We know that a person’s health during pregnancy impacts their child’s developmental trajectories, but what about parental health before conception?
A new study led by Cindy-Lee Dennis, a senior scientist at the Lunenfeld-Tanenbaum Research Institute at Sinai Healthand a professor in the University of Toronto’s Lawrence S. Bloomberg Faculty of Nursing, found that a significant number of Canadian women have poor preconception health or interconception health, which refers to the period between two pregnancies.
“What happens in utero can have a significant impact on a child’s health and well-being that continues into adulthood,” says Dennis, lead author of the study published in BMJ Family Medicine and Community Health. “There is now a growing body of evidence that suggests the health of parents prior to pregnancy is an important predictor of the long-term health of the child.”
Researchers surveyed 1,080 participants about a range of medical, behavioural and social risk factors. Fifty-five per cent of respondents reported risks in only one of 12 risk factor categories, most often related to reproductive health. Participants reported on average four risks each, with common factors including high body mass index, poor nutrition, low physical activity and poor mental health.
The study found that those with four or more risk factors were more likely to have a lower level of education or be born outside of Canada. For Dennis and her team, this signifies that there is a great opportunity to to improve preconception health through a public health and primary care response that targets these populations.
Of women surveyed in the current study, Dennis points out that more than 44 per cent were classified as having a BMI greater than 30, which would categorize them as obese according to World Health Organization criteria.

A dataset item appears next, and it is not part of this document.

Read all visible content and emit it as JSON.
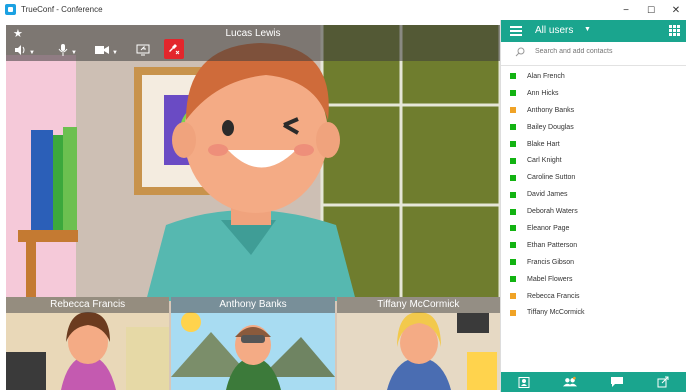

Women who have a BMI greater than 25 are not only at risk for more severe pregnancy complications, she says, but meta-analytic data suggests it is also a significant risk factor for childhood obesity.
“These are considerable intergenerational health risks that we should not be ignoring,” says Dennis. “Today, preconception care is not readily delivered by health-care providers because most women do not seek care until they are well into their first trimester.”
In Ontario, the current standard of practice is for public health to provide preconception health care. A screening tool to identify a patient’s preconception health risks is available for physicians. However, there is a significant need to address preconception health risks with a more targeted approach, Dennis says.
“The good news,” Dennis says, “is that most of the common preconception risk factors identified in our study are modifiable and there is an opportunity for greater public awareness campaigns to educate individuals in their reproductive years about how these health behaviours can place not only parents but their future children at risk.”
Therefore, Dennis says policymakers must consider family-level interventions that focus on improving health behaviours such as adopting a healthy diet and becoming more physically active in addition to supporting positive mental health and reducing alcohol or cannabis use.
“Children mimic the behaviours of their parents,” she says. “Setting up parents to consider their own health before conception or just leading healthier lives will go a long way in changing the future health of generations to come.”
This study is part of The Healthy Life Trajectories Initiative (HeLTI) that was developed in partnership with funders from Canada, India, China and South Africa and in collaboration with the World Health Organization to address the increasing burden of non-communicable diseases – including obesity, diabetes, cardiovascular disease and poor mental health – around the world. There are four separate but harmonized randomized controlled trials being implemented in Soweto, Mysore, Shanghai and across Canada. All studies are focused on developing evidence-based interventions spanning preconception, pregnancy and the postnatal and early childhood periods, with the goal of improving parental and infant health – and ultimately the life-long well-being of the child.